The buzz – particularly from investors and major car manufacturers is real – but many car dealers are still struggling to square that enthusiasm with the reality that battery-powered vehicles made up fewer than 2% of U.S. auto sales last year.
In the meantime, auto makers are moving aggressively to expand their electric-vehicle (EV) offerings, with dozens of new models set to arrive in the coming years. Some, like GM, are setting firm targets for when they plan to phase out gas-powered cars entirely. This puts many dealers in a delicate spot: They are trying to adjust, but unsure whether and how fast customers will actually make the switch.
Past attempts by car companies to expand EV sales have largely flopped, saddling retailers with unsold inventory. Even now, some dealers say they are reluctant to stock too many EV models. Car companies have promised for years to make electric cars mainstream, but to date most have produced only low-volume, niche models.

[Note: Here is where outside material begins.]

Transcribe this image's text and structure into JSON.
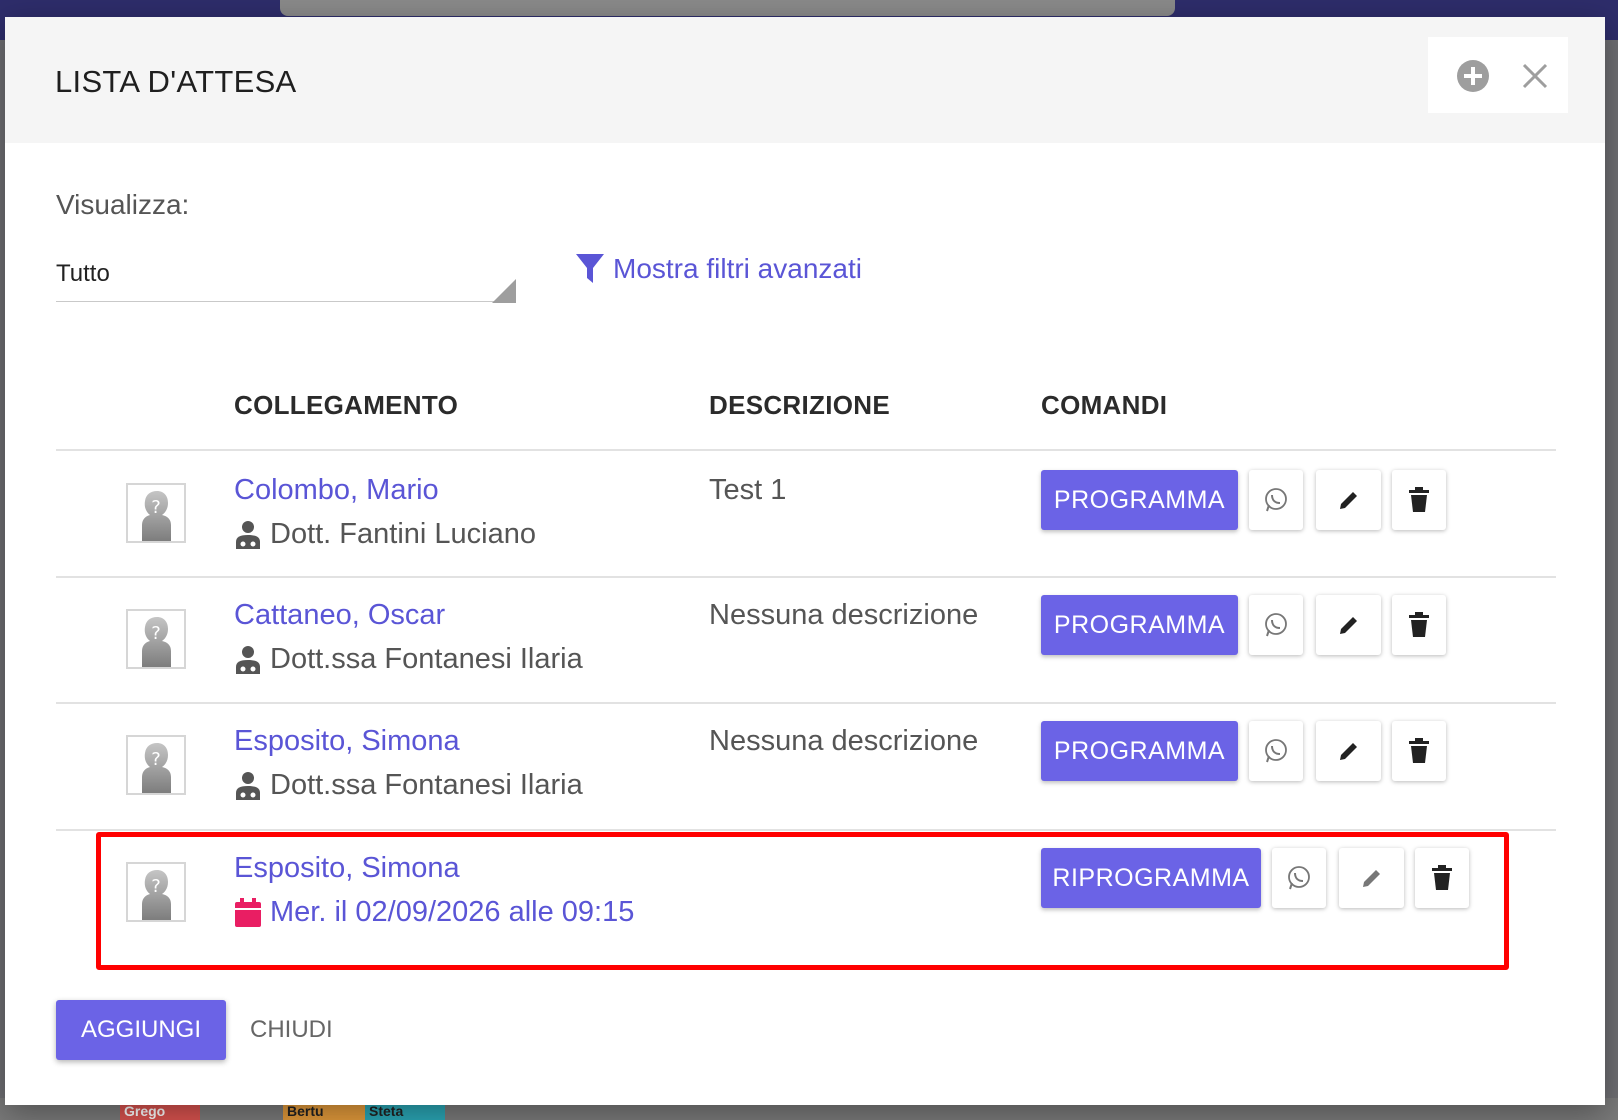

Some shoppers are also unsure, citing a lack of public charging stations.
To solve problems like this, President Biden has said he wants to spend billions of dollars to upgrade the country’s charging infrastructure as part of a push to incentivize battery-powered cars. Ford, GM and other major car companies say they are confident in their new EV offerings and are training dealers to sell and service them. But it remains an uphill battle.
Volvo Cars CEO Håkan Samuelsson recently said that all future battery-electric vehicles would be sold exclusively online, and the price would be set centrally, eliminating haggling. Dealerships will still help deliver vehicles to customers and perform other services, like maintenance, he added.
GM recently dropped the sticker price of the all-electric Bolt and helped boost sales for the model in February. But demand remains relatively low.
After dealers figure out how to sell EVs, another problem awaits them in service bays. Service remains a big profit center for dealerships, and EVs typically have fewer mechanical parts and don’t require the same levels of service as gas-engine cars, such as oil changes.
Source: The Wall Street Journal